Give back all of the records exactly.

Source data:
▬▬▬▬▬▬▬▬▬▬

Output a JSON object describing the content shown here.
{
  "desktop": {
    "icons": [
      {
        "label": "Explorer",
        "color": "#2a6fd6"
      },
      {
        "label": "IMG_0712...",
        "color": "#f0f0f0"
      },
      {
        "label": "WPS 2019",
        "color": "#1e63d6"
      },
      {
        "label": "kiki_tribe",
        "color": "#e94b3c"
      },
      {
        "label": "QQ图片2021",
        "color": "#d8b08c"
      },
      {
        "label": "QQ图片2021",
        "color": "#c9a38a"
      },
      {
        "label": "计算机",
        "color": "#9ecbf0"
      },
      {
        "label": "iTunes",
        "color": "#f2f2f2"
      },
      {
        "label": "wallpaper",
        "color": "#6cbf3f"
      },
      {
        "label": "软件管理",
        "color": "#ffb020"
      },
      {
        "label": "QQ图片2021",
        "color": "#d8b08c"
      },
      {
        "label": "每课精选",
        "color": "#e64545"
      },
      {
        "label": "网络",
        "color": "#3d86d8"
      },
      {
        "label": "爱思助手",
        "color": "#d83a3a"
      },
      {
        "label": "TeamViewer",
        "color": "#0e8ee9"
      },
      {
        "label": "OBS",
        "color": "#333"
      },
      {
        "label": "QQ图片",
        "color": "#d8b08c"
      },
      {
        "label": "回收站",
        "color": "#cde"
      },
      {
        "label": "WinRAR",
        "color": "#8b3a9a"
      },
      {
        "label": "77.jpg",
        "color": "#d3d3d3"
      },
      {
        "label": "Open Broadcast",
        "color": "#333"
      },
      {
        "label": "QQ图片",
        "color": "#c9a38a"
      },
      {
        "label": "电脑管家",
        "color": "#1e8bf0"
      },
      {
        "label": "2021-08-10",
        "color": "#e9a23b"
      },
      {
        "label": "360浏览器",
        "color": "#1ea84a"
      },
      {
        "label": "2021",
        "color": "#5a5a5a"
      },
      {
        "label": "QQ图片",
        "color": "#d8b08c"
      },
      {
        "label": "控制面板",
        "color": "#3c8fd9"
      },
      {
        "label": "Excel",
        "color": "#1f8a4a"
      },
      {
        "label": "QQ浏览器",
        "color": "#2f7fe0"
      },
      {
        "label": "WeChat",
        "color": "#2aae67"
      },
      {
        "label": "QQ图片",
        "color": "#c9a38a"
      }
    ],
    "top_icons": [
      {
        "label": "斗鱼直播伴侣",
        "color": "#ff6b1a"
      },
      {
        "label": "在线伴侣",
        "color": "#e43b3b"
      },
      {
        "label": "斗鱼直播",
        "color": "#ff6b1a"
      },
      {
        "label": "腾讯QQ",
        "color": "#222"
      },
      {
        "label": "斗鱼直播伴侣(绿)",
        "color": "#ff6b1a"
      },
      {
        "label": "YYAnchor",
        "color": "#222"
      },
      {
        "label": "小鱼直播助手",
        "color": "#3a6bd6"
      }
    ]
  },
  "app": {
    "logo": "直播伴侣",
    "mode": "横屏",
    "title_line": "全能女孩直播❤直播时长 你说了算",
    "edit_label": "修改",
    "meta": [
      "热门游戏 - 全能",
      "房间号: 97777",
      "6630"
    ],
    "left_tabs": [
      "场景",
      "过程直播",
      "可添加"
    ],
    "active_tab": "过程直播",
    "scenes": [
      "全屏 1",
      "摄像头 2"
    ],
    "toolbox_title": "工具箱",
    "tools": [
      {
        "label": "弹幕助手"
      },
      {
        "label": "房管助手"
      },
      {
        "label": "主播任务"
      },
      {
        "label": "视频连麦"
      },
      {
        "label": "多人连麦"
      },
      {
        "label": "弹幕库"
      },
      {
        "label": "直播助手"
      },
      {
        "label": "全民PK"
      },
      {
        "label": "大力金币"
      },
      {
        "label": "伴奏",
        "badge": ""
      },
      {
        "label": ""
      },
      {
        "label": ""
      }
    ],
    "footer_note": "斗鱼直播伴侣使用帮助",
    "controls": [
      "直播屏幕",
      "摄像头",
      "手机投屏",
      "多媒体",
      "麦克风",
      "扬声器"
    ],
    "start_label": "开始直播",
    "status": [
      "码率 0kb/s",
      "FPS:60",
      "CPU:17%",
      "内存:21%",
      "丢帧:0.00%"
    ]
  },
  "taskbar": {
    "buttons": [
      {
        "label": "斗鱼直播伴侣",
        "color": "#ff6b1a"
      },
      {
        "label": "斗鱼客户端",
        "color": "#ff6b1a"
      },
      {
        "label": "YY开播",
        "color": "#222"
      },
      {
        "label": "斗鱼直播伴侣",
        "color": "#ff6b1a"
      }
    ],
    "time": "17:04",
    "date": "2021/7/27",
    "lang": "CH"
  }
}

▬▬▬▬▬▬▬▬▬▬

◆ **WRITTEN RESPONSE**:
Output a JSON object describing the content shown here.
{
  "desktop": {
    "icons": [
      {
        "label": "Explorer",
        "color": "#2a6fd6"
      },
      {
        "label": "IMG_0712...",
        "color": "#f0f0f0"
      },
      {
        "label": "WPS 2019",
        "color": "#1e63d6"
      },
      {
        "label": "kiki_tribe",
        "color": "#e94b3c"
      },
      {
        "label": "QQ图片2021",
        "color": "#d8b08c"
      },
      {
        "label": "QQ图片2021",
        "color": "#c9a38a"
      },
      {
        "label": "计算机",
        "color": "#9ecbf0"
      },
      {
        "label": "iTunes",
        "color": "#f2f2f2"
      },
      {
        "label": "wallpaper",
        "color": "#6cbf3f"
      },
      {
        "label": "软件管理",
        "color": "#ffb020"
      },
      {
        "label": "QQ图片2021",
        "color": "#d8b08c"
      },
      {
        "label": "每课精选",
        "color": "#e64545"
      },
      {
        "label": "网络",
        "color": "#3d86d8"
      },
      {
        "label": "爱思助手",
        "color": "#d83a3a"
      },
      {
        "label": "TeamViewer",
        "color": "#0e8ee9"
      },
      {
        "label": "OBS",
        "color": "#333"
      },
      {
        "label": "QQ图片",
        "color": "#d8b08c"
      },
      {
        "label": "回收站",
        "color": "#cde"
      },
      {
        "label": "WinRAR",
        "color": "#8b3a9a"
      },
      {
        "label": "77.jpg",
        "color": "#d3d3d3"
      },
      {
        "label": "Open Broadcast",
        "color": "#333"
      },
      {
        "label": "QQ图片",
        "color": "#c9a38a"
      },
      {
        "label": "电脑管家",
        "color": "#1e8bf0"
      },
      {
        "label": "2021-08-10",
        "color": "#e9a23b"
      },
      {
        "label": "360浏览器",
        "color": "#1ea84a"
      },
      {
        "label": "2021",
        "color": "#5a5a5a"
      },
      {
        "label": "QQ图片",
        "color": "#d8b08c"
      },
      {
        "label": "控制面板",
        "color": "#3c8fd9"
      },
      {
        "label": "Excel",
        "color": "#1f8a4a"
      },
      {
        "label": "QQ浏览器",
        "color": "#2f7fe0"
      },
      {
        "label": "WeChat",
        "color": "#2aae67"
      },
      {
        "label": "QQ图片",
        "color": "#c9a38a"
      }
    ],
    "top_icons": [
      {
        "label": "斗鱼直播伴侣",
        "color": "#ff6b1a"
      },
      {
        "label": "在线伴侣",
        "color": "#e43b3b"
      },
      {
        "label": "斗鱼直播",
        "color": "#ff6b1a"
      },
      {
        "label": "腾讯QQ",
        "color": "#222"
      },
      {
        "label": "斗鱼直播伴侣(绿)",
        "color": "#ff6b1a"
      },
      {
        "label": "YYAnchor",
        "color": "#222"
      },
      {
        "label": "小鱼直播助手",
        "color": "#3a6bd6"
      }
    ]
  },
  "app": {
    "logo": "直播伴侣",
    "mode": "横屏",
    "title_line": "全能女孩直播❤直播时长 你说了算",
    "edit_label": "修改",
    "meta": [
      "热门游戏 - 全能",
      "房间号: 97777",
      "6630"
    ],
    "left_tabs": [
      "场景",
      "过程直播",
      "可添加"
    ],
    "active_tab": "过程直播",
    "scenes": [
      "全屏 1",
      "摄像头 2"
    ],
    "toolbox_title": "工具箱",
    "tools": [
      {
        "label": "弹幕助手"
      },
      {
        "label": "房管助手"
      },
      {
        "label": "主播任务"
      },
      {
        "label": "视频连麦"
      },
      {
        "label": "多人连麦"
      },
      {
        "label": "弹幕库"
      },
      {
        "label": "直播助手"
      },
      {
        "label": "全民PK"
      },
      {
        "label": "大力金币"
      },
      {
        "label": "伴奏",
        "badge": ""
      },
      {
        "label": ""
      },
      {
        "label": ""
      }
    ],
    "footer_note": "斗鱼直播伴侣使用帮助",
    "controls": [
      "直播屏幕",
      "摄像头",
      "手机投屏",
      "多媒体",
      "麦克风",
      "扬声器"
    ],
    "start_label": "开始直播",
    "status": [
      "码率 0kb/s",
      "FPS:60",
      "CPU:17%",
      "内存:21%",
      "丢帧:0.00%"
    ]
  },
  "taskbar": {
    "buttons": [
      {
        "label": "斗鱼直播伴侣",
        "color": "#ff6b1a"
      },
      {
        "label": "斗鱼客户端",
        "color": "#ff6b1a"
      },
      {
        "label": "YY开播",
        "color": "#222"
      },
      {
        "label": "斗鱼直播伴侣",
        "color": "#ff6b1a"
      }
    ],
    "time": "17:04",
    "date": "2021/7/27",
    "lang": "CH"
  }
}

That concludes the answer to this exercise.